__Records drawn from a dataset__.
━━━━━━━━━━━━━━━━

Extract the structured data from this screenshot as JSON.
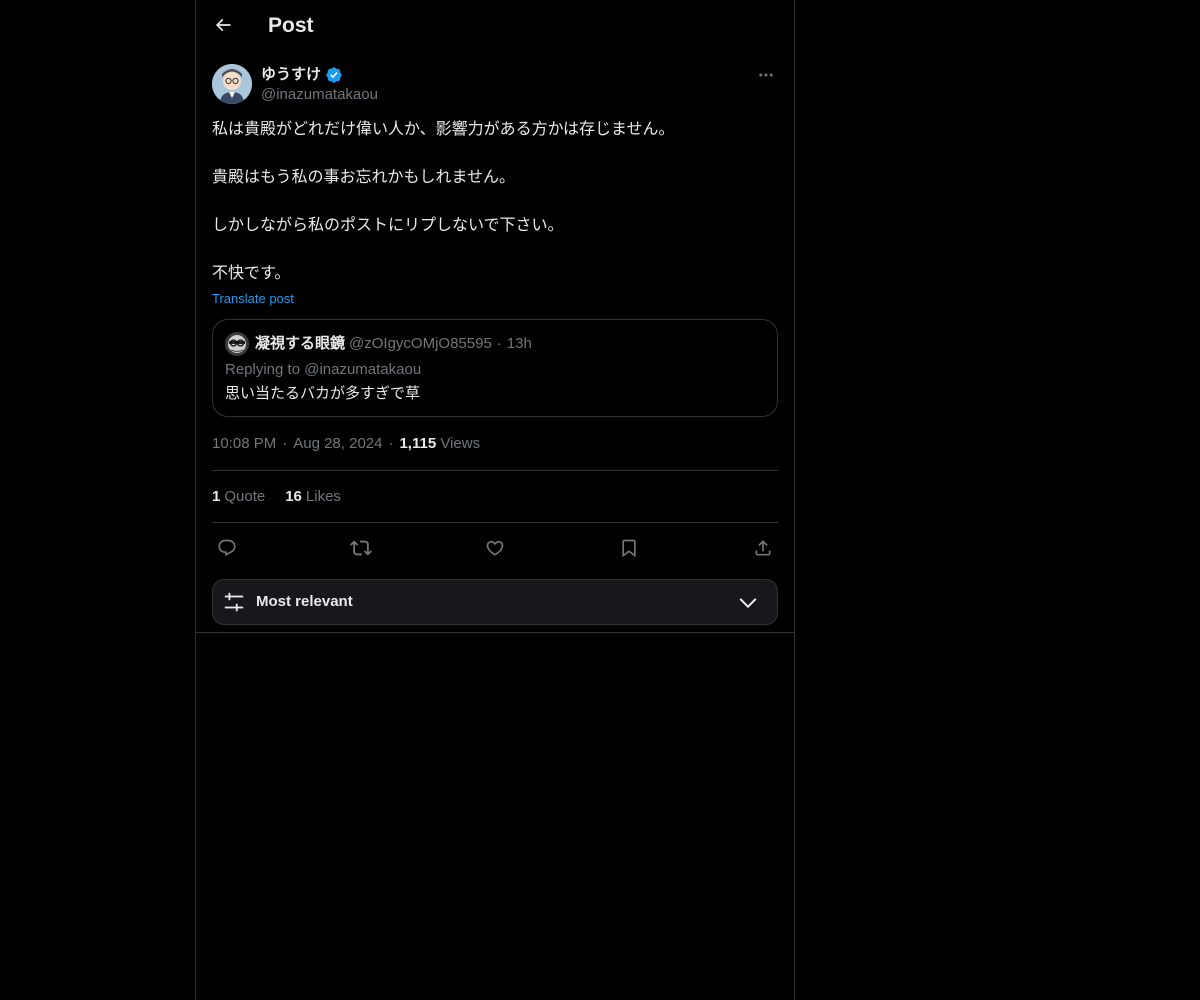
{
  "header": {
    "title": "Post",
    "back_icon": "arrow-left-icon"
  },
  "post": {
    "author": {
      "display_name": "ゆうすけ",
      "handle": "@inazumatakaou",
      "verified": true,
      "verified_color": "#1d9bf0"
    },
    "paragraphs": [
      "私は貴殿がどれだけ偉い人か、影響力がある方かは存じません。",
      "貴殿はもう私の事お忘れかもしれません。",
      "しかしながら私のポストにリプしないで下さい。",
      "不快です。"
    ],
    "translate_label": "Translate post",
    "quote": {
      "display_name": "凝視する眼鏡",
      "handle": "@zOIgycOMjO85595",
      "separator": "·",
      "time": "13h",
      "replying_to": "Replying to @inazumatakaou",
      "text": "思い当たるバカが多すぎで草"
    },
    "time": "10:08 PM",
    "date": "Aug 28, 2024",
    "separator": "·",
    "views_count": "1,115",
    "views_label": "Views",
    "stats": {
      "quotes_count": "1",
      "quotes_label": "Quote",
      "likes_count": "16",
      "likes_label": "Likes"
    },
    "actions": [
      "reply-icon",
      "repost-icon",
      "like-icon",
      "bookmark-icon",
      "share-icon"
    ]
  },
  "replies_sort": {
    "label": "Most relevant",
    "icon": "sliders-icon",
    "chevron": "chevron-down-icon"
  },
  "colors": {
    "background": "#000000",
    "text": "#e7e9ea",
    "muted": "#71767b",
    "accent": "#1d9bf0",
    "border": "#2f3336"
  }
}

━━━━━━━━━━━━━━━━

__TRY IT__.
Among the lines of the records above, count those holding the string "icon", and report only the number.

__ANSWER BELOW__.
8